EXERCISE -> Locate the word "consecutive" in the entries below, then gather every line that holds it.

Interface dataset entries

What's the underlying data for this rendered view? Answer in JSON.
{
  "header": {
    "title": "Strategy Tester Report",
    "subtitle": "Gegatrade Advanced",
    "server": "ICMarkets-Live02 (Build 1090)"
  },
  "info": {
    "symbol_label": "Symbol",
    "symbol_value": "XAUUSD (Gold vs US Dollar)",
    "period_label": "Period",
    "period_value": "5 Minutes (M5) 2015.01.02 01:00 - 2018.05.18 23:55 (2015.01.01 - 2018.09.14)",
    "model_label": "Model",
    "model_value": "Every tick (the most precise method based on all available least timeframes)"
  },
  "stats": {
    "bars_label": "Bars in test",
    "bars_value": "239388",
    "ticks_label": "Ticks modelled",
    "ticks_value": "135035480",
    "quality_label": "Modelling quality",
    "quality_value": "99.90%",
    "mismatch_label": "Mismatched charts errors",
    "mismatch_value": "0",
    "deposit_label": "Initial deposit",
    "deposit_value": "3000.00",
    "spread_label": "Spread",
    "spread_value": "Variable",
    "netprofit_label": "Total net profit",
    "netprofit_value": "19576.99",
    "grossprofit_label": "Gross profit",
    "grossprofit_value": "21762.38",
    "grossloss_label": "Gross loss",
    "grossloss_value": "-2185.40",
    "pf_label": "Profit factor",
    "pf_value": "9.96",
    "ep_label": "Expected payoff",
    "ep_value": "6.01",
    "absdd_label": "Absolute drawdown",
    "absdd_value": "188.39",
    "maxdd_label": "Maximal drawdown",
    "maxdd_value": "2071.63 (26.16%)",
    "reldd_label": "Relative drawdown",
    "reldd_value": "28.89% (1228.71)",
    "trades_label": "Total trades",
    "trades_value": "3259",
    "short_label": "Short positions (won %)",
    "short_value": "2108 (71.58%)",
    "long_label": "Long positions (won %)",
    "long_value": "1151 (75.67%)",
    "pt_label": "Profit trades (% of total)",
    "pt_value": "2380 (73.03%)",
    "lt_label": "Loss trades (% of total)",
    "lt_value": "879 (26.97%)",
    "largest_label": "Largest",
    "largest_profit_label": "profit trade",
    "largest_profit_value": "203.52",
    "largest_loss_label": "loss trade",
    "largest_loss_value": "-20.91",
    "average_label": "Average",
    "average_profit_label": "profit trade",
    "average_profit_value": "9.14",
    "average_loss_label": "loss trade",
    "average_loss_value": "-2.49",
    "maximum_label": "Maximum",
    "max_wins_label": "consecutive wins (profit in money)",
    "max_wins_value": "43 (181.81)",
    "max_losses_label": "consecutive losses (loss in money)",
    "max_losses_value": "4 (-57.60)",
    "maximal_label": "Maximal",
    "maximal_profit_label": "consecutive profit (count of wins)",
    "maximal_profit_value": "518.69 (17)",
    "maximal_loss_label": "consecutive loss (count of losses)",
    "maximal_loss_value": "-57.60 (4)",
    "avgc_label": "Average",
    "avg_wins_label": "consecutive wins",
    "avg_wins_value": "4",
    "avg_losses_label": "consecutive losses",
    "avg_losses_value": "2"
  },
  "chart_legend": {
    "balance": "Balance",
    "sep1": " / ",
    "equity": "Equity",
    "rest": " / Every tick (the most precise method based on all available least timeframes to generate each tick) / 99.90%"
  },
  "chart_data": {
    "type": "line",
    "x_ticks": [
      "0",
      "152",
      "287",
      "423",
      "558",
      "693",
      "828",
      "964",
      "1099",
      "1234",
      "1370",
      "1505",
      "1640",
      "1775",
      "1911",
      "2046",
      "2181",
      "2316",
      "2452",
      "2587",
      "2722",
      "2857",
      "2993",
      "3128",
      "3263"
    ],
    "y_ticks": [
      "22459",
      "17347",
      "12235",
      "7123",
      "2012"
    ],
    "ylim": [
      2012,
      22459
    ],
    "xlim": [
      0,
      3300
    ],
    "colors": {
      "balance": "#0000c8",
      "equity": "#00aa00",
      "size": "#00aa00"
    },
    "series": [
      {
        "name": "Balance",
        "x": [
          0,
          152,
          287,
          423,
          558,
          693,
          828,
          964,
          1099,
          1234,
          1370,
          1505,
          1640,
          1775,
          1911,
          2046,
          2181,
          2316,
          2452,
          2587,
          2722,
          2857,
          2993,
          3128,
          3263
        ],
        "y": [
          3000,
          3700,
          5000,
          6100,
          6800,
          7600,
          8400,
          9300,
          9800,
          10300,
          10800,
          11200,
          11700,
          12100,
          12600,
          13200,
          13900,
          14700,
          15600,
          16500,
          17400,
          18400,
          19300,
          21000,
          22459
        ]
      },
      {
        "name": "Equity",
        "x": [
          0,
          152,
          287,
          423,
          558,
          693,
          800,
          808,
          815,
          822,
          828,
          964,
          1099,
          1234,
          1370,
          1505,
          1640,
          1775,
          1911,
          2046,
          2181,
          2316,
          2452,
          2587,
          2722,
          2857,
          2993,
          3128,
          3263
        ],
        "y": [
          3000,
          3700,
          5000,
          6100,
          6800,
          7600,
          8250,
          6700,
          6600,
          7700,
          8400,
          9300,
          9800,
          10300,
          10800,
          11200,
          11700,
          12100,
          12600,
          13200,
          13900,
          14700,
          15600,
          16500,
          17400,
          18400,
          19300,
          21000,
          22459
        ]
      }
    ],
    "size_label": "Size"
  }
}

TASK SOLUTION ->
    "max_wins_label": "consecutive wins (profit in money)",
    "max_losses_label": "consecutive losses (loss in money)",
    "maximal_profit_label": "consecutive profit (count of wins)",
    "maximal_loss_label": "consecutive loss (count of losses)",
    "avg_wins_label": "consecutive wins",
    "avg_losses_label": "consecutive losses",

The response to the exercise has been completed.